Fauci, member of President Trump's coronavirus task force, spoke to Todayon Thursday after the University of Washington's Institute for Health Metrics and Evaluation revised its estimate for the country's coronavirus death toll to about 60,000 by late summer, still a sobering figure but down from a previously-estimated 94,000, although The Washington Post notes the model's accuracy is in dispute, and it it only goes to August. The White House last week shared projections suggesting between 100,000 and 240,000 people could die in the United States from COVID-19.
Asked on Today if he now believes the U.S. death toll will fall "significantly" below the 100,000 to 240,000 range, Fauci responded, "I do," citing the fact that Americans have done a "really terrific job" adhering to social distancing guidelines.

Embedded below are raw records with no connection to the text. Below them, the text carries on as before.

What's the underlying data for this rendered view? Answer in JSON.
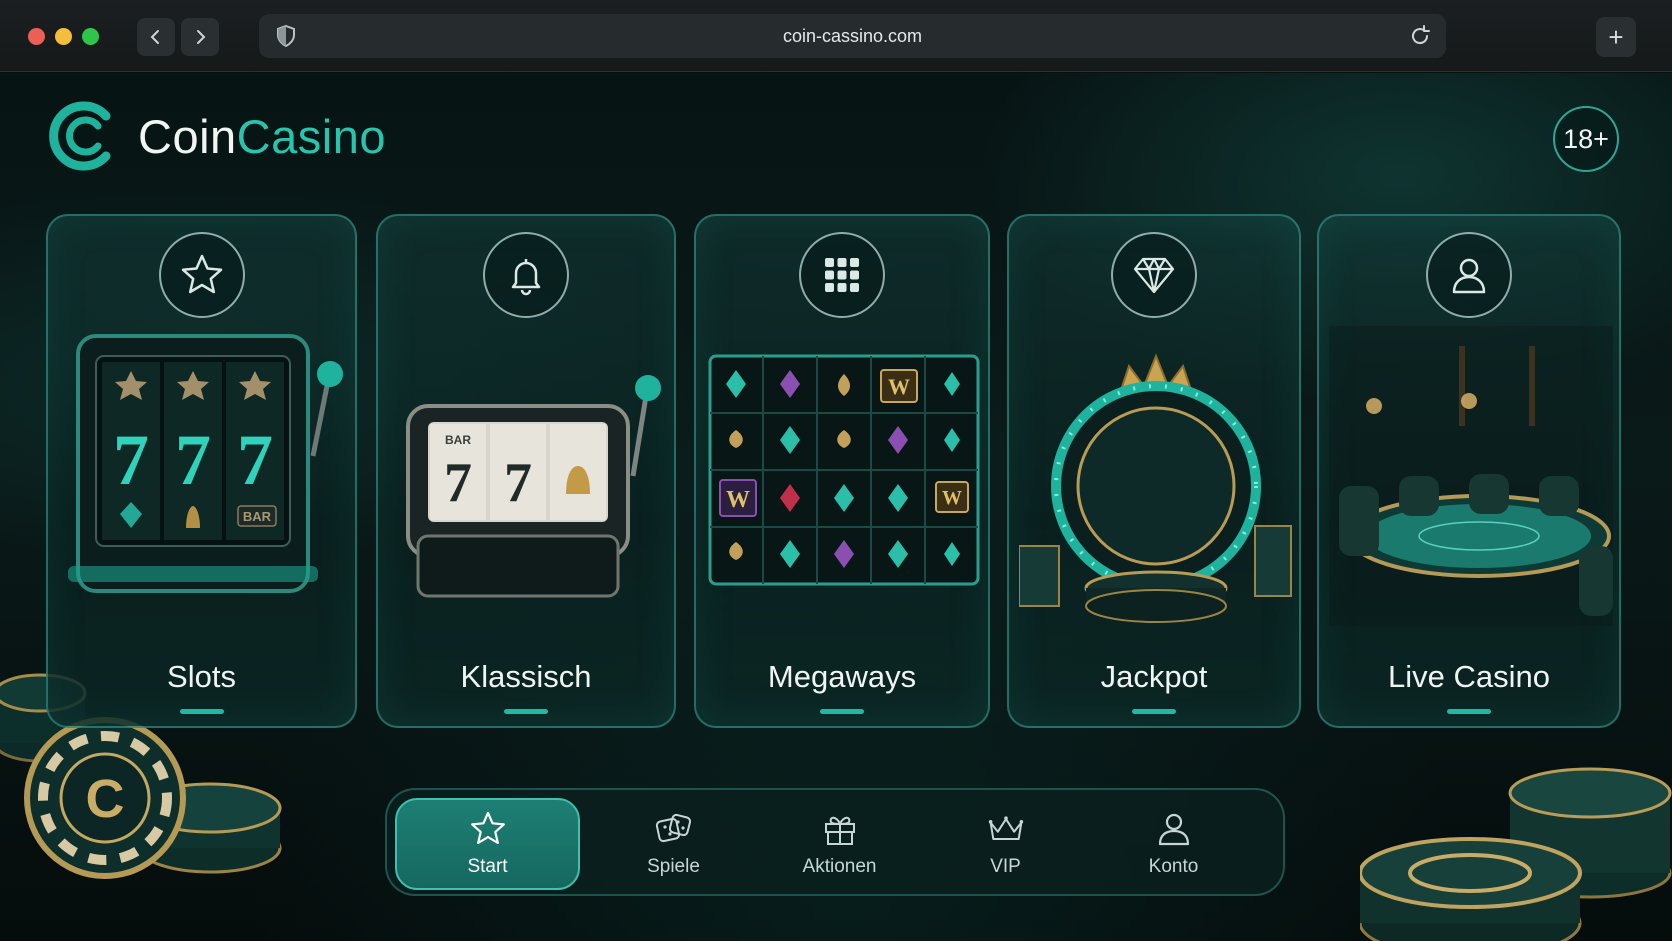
{
  "browser": {
    "url": "coin-cassino.com",
    "traffic_colors": [
      "#ec5f55",
      "#f4bd3a",
      "#2fc54b"
    ]
  },
  "brand": {
    "name_part1": "Coin",
    "name_part2": "Casino",
    "accent": "#27c4ae"
  },
  "age_badge": "18+",
  "categories": [
    {
      "label": "Slots",
      "icon": "star-icon"
    },
    {
      "label": "Klassisch",
      "icon": "bell-icon"
    },
    {
      "label": "Megaways",
      "icon": "grid-icon"
    },
    {
      "label": "Jackpot",
      "icon": "diamond-icon"
    },
    {
      "label": "Live Casino",
      "icon": "user-icon"
    }
  ],
  "bottom_nav": {
    "active": "Start",
    "items": [
      {
        "label": "Start",
        "icon": "star-icon"
      },
      {
        "label": "Spiele",
        "icon": "dice-icon"
      },
      {
        "label": "Aktionen",
        "icon": "gift-icon"
      },
      {
        "label": "VIP",
        "icon": "crown-icon"
      },
      {
        "label": "Konto",
        "icon": "user-icon"
      }
    ]
  },
  "slot_art": {
    "reel_symbols": [
      "7",
      "7",
      "7"
    ],
    "bar_text": "BAR",
    "wild_text": "W"
  }
}
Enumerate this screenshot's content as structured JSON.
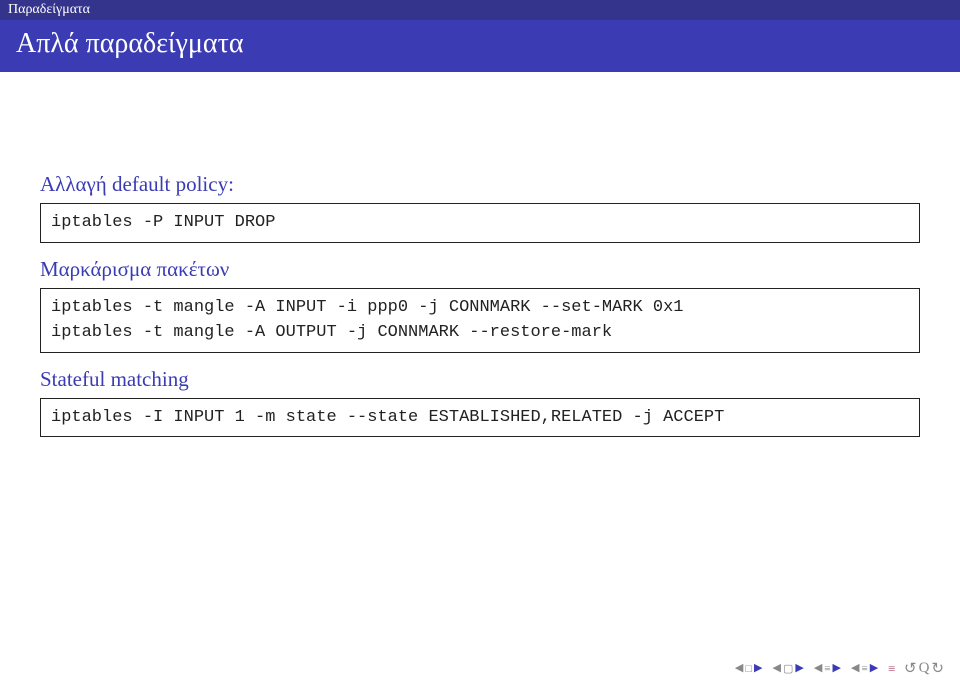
{
  "header": {
    "section_label": "Παραδείγματα",
    "title": "Απλά παραδείγματα"
  },
  "blocks": {
    "policy": {
      "label": "Αλλαγή default policy:",
      "code": "iptables -P INPUT DROP"
    },
    "mark": {
      "label": "Μαρκάρισμα πακέτων",
      "code": "iptables -t mangle -A INPUT -i ppp0 -j CONNMARK --set-MARK 0x1\niptables -t mangle -A OUTPUT -j CONNMARK --restore-mark"
    },
    "stateful": {
      "label": "Stateful matching",
      "code": "iptables -I INPUT 1 -m state --state ESTABLISHED,RELATED -j ACCEPT"
    }
  }
}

"I believe we are going to see a downturn in that, and it looks more like the 60,000 than the 100,000 to 200,000," Fauci said. "But having said that, we better be careful that we don't say, 'Okay, we're doing so well we can pull back.' We still have to put our foot on the accelerator when it comes to the mitigation and the physical separation."
Indeed, the Post reports that the IHME model "assumes the maintenance of social distancing measures through May."

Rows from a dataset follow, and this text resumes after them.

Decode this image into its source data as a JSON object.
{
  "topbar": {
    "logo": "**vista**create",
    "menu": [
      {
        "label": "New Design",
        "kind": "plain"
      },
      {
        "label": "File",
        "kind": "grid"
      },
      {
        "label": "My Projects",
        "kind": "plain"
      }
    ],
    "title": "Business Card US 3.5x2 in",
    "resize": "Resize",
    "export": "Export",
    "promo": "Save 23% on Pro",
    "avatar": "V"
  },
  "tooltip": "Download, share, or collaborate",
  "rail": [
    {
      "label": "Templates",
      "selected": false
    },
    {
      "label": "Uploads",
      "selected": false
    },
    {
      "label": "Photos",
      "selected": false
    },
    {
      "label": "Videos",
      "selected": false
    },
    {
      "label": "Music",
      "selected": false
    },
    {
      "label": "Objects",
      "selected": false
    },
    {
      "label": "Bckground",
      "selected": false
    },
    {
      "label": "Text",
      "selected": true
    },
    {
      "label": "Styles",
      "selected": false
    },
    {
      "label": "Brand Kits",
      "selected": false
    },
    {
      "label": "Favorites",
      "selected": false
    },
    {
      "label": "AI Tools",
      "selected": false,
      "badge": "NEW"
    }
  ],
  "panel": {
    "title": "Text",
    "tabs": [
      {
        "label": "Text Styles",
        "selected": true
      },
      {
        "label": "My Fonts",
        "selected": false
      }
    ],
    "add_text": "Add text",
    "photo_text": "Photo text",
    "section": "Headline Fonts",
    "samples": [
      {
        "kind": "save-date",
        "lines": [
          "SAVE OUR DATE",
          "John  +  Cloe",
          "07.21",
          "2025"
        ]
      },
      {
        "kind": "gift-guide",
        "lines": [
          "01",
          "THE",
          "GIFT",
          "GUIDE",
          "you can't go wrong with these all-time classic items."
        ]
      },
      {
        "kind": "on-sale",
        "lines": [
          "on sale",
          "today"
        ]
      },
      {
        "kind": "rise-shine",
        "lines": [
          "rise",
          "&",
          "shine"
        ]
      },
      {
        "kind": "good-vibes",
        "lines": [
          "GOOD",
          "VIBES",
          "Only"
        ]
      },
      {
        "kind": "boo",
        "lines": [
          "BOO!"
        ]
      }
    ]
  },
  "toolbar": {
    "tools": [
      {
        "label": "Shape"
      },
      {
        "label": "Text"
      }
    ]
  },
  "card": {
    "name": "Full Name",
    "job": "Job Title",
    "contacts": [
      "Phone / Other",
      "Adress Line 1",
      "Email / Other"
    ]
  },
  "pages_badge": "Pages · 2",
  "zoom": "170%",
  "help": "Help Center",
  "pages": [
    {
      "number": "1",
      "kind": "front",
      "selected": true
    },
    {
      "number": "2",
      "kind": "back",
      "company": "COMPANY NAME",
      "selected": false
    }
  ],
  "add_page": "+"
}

Officials like U.S. Surgeon General Jerome Adams had previously said they anticipate a lower death toll than previously estimated while stressing it's crucial to continue social distancing measures to achieve that result. New York Gov. Andrew Cuomo (D) sounded a similar note on Wednesday, saying that while the hardest-hit state looks to be flattening the curve, "it's not a time to get complacent," and "if anything, we have to get more diligent, not less diligent." Brendan Morrow